And that foundation is morality. Where do children learn their morality but from their parents? And what is the basis of this morality? Is it deductive reasoning that eventually reduces their moral code to a set of precepts at the age of 5, 10 or even 15? Absolutely not, their moral code is learned by imitation, and this is a natural responsibility that some parents have chosen not to accept. This is understandable in some ways. In many ways society has taken away appropriate decision-making from parents, and insisted that it is the responsibility of the law and other social agencies. This has been done because of the failure of certain parents to fulfil their duties, or because of an overbearing arrogance of certain people in these agencies who dabble in the lives of individuals because they think they know better. But primarily it has been done as part of a general centralisation and disempowerment enabling the centre to have greater control - part of the hijack.

At a certain age children reject the morality of parents. In my own case as a child of the 60s it began as a sixth former, was consolidated more at university, but I would say that I only began to determine my own moral code in my early to mid 20s. It was certainly not at the stage of Piaget's formal operations. Yet in contemporary schooling and with modern liberal parenting children are expected to make moral decisions at an earlier and earlier age. As the natural parental responsibility is taken away from them, parents feel powerless to contribute to the education process leaving the decisions to students and teachers. Once this power has been appropriated then the motivation that is part of the natural bond between students and parents is lost, and discipline worsens in the schools.

This liberal misunderstanding concerning the decision-making is, using the terms of this approach, unnatural, and somehow the western liberal establishment needs to re-affirm its natural footing before society's fabric is completely dismantled.

Sadly I don't see this happening.
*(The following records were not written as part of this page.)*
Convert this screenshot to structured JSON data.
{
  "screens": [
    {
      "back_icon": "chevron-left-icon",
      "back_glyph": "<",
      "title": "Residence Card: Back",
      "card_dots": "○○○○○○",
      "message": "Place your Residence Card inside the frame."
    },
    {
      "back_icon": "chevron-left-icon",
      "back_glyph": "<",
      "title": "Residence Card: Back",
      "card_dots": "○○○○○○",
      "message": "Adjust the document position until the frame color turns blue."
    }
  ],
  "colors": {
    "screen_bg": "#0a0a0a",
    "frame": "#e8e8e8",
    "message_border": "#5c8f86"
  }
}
These liberal intellectuals provide the moral leadership and the social climate of our state institutions. Underpinning society is the moral bankruptcy of the money men whose approach to morality is:-

If it has a green back I have a right to appropriate it using any means possible except personal thuggery although if I am not caught I can use thugs.

Our morally bankrupt financiers tolerate liberal intellectualism working in education, for example, so long as they don't get too radical and prevent the hijack. Unfortunately these liberal intellectuals get bogged down in careerism and profiteering, and become ineffective as they vie for the limited power finance allows them. Sadly this limited power seems to attract them away sufficiently from being serious educationalists. As the hijackers are satisfied with the current direction in education and as the educational leaders have been suitably appeased, sadly I do not see changes.

What is really sad is that these people do have power but not the token power offered by finance, but serious social power. Rightly or wrongly these people control society's moral imperative. If they were to take an appropriate moral position then many would follow isolating the criminal underworld that more and more influence people's everyday lives. A desire for money and power has replaced morality as a goal for the liberal intelligentsia, and this brings society nearer the criminal position where money and power can be gained by any means, legal or otherwise.

In parenting and in the social role rejected by contemporary intellectuals, the moral imperative has been lost and our society has moved away from its Natural development. In our education for self-realisation we can consider two things from this piece:-

Education needs to re-introduce the moral imperative - Virtue

A notion of Natural Path can guide our curriculum.